Once at the graveyard, burial customs were usually similar across classes, with the only difference being how many items were buried with the body. Both poorer and richer people were buried with gifts to ensure that they would pass on fully into the afterlife and that their souls would not return to their families. There was the belief that if souls were not given enough possessions at the time of death to pass on peacefully into the afterlife, they would return to bring misfortune to their families. These gifts included the coins and money buried with the body for safe passage by Charon. After the burial, families would usually observe nine to ten days of mourning.
Tombs or graves of richer people usually occupied prime plots of land in high-visibility areas near the city entrances. Poorer, lower-class people were buried in the plots of land between the graves of richer people. Richer people usually had elaborate tombs, with funerary reliefs, carvings, and inscriptions on the stone. These marked out significant events or symbols relating to that person's life. Poorer people usually did not have tombs - instead, they had simple gravestones. The poorest people in society were buried in mass graves.
Tomb of Eurysaces The Baker
Perhaps one of the most famous examples of a freedman tomb in Italy is that of Eurysaces. This tomb is unique because of the elaborate funerary carvings that decorate it. Its prominent location near the Porta Maggiore by the 3rd-century Aurelian walls of Rome was unusual for the grave of a freedman. The site is considered a tourist attraction and the tomb even has its own dedicated Wikipedia page.
Eurysaces was a slave who had been freed. After attaining freedman status, he became a baker by profession. This was inscribed in the carving on his tomb: “This is the monument of Marcus Vergilius Eurysaces, baker, contractor, public servant."
He started his bakery with his wife and grew the business into a larger industrial set-up, as indicated in the carvings on the side of the tomb. They depict the process of bread being baked and processed by workers. Sophisticated machinery for grain processing was also spotted in the carved reliefs, indicating that advanced technology was probably used in Eurysace’s bakery. The thriving bakery implied that Eurysaces, a freedman, had managed to escape the bindings of slavery and poverty and eventually established a profitable, respectable business for himself.
Burials were not allowed within the city. Even securing a spot just outside the city boundary would require permission and a large sum of money. This led to the conclusion that Eurysaces was probably very wealthy since he could afford to buy land in this prominent spot near the city boundary for his tomb.
This area granted the tomb maximum exposure to human traffic which passed by near the city walls and entrances. The Porta Maggiore was built after the tomb was constructed. This must have meant that the tomb was iconic enough for a section of the Aurelian city wall to be built around it. Such was the extent of Eurysaces’ prominence.

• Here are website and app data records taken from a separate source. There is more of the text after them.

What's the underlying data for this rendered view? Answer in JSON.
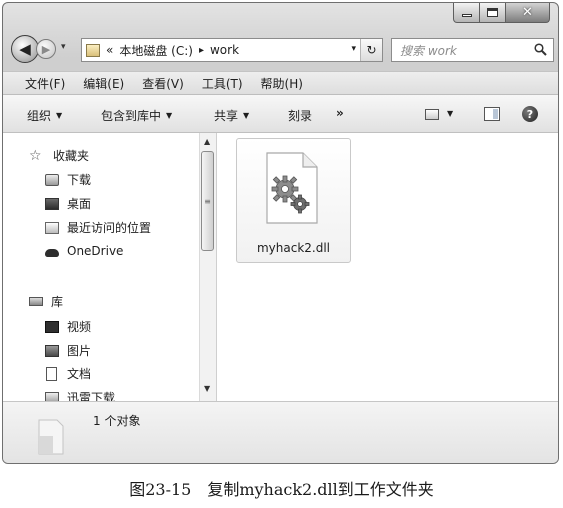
{
  "window": {
    "caption_min": "–",
    "caption_close": "✕"
  },
  "nav": {
    "back_glyph": "◀",
    "forward_glyph": "▶",
    "address": {
      "overflow": "«",
      "segments": [
        "本地磁盘 (C:)",
        "work"
      ],
      "separator": "▸",
      "refresh_glyph": "↻"
    },
    "search": {
      "placeholder": "搜索 work"
    }
  },
  "menubar": {
    "items": [
      "文件(F)",
      "编辑(E)",
      "查看(V)",
      "工具(T)",
      "帮助(H)"
    ]
  },
  "cmdbar": {
    "organize": "组织",
    "include_library": "包含到库中",
    "share": "共享",
    "burn": "刻录",
    "more": "»",
    "help_glyph": "?"
  },
  "navpane": {
    "favorites": "收藏夹",
    "downloads": "下载",
    "desktop": "桌面",
    "recent": "最近访问的位置",
    "onedrive": "OneDrive",
    "libraries": "库",
    "videos": "视频",
    "pictures": "图片",
    "documents": "文档",
    "thunder": "迅雷下载"
  },
  "content": {
    "files": [
      {
        "name": "myhack2.dll",
        "icon": "dll-gear-icon"
      }
    ]
  },
  "details": {
    "count": "1 个对象"
  },
  "caption": "图23-15　复制myhack2.dll到工作文件夹",
  "colors": {
    "window_frame": "#cfcfcf",
    "tile_border": "#c9c9c9"
  }
}
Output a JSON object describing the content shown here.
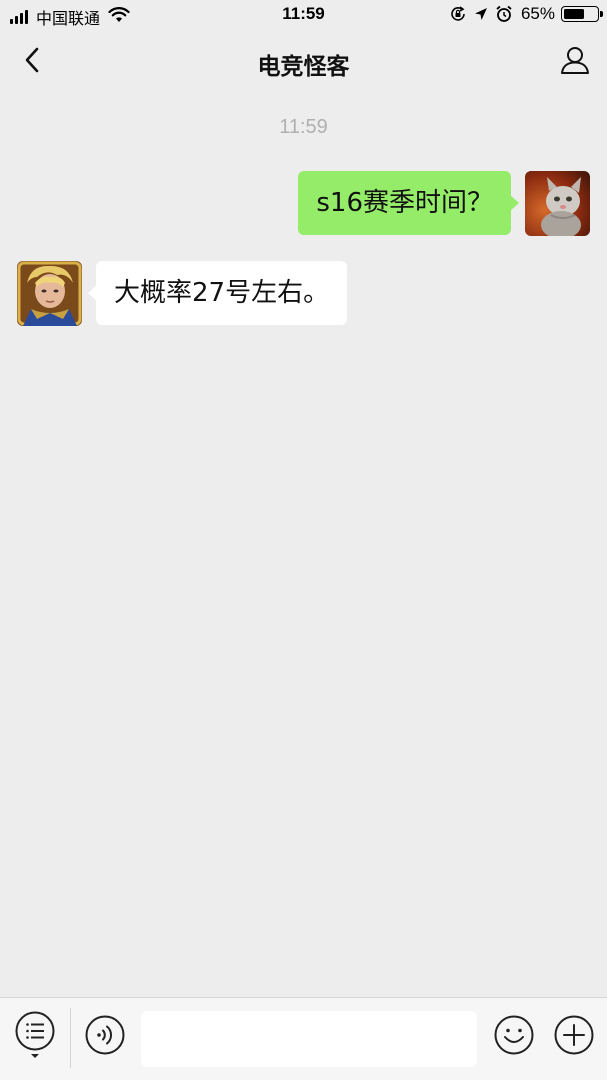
{
  "status_bar": {
    "carrier": "中国联通",
    "time": "11:59",
    "battery_percent": "65%",
    "battery_level": 0.65,
    "icons": [
      "signal-icon",
      "wifi-icon",
      "rotation-lock-icon",
      "location-icon",
      "alarm-icon",
      "battery-icon"
    ]
  },
  "nav": {
    "title": "电竞怪客",
    "back_icon": "chevron-left-icon",
    "profile_icon": "person-icon"
  },
  "chat": {
    "timestamp": "11:59",
    "messages": [
      {
        "side": "right",
        "text": "s16赛季时间？",
        "bubble_color": "#95ec69",
        "avatar": "cat-avatar"
      },
      {
        "side": "left",
        "text": "大概率27号左右。",
        "bubble_color": "#ffffff",
        "avatar": "hero-avatar"
      }
    ]
  },
  "input_bar": {
    "text_value": "",
    "icons": [
      "menu-list-icon",
      "voice-icon",
      "emoji-icon",
      "plus-icon"
    ]
  },
  "colors": {
    "background": "#ededed",
    "sent_bubble": "#95ec69",
    "received_bubble": "#ffffff",
    "timestamp": "#b0b0b0"
  }
}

Given this, it is highly probable that Eurysace’s tomb stands as a testament to his tenacity as a freedman to achieve success after being released from slavery. The hard work he put into building and growing a bakery granted him city-wide recognition, something unheard of for freedmen in those years. Eurysaces was an exception of his kind and the enduring popularity of his tomb even up till today is proof of that.

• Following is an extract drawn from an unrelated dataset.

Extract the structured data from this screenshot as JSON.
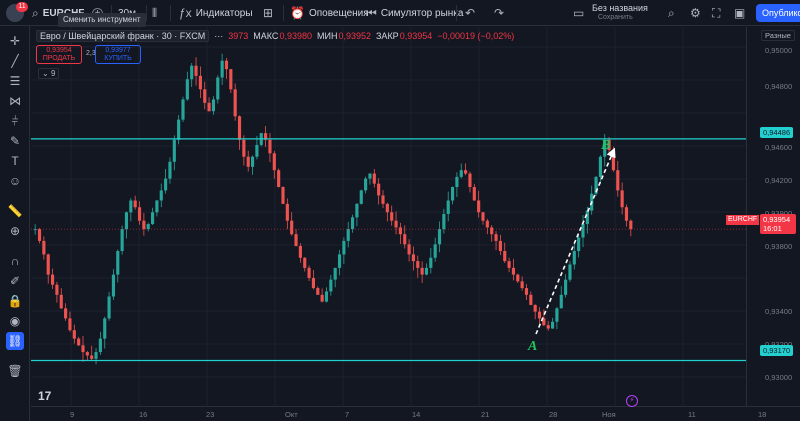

We also covered the tallest building in ancient Rome which was 57m tall!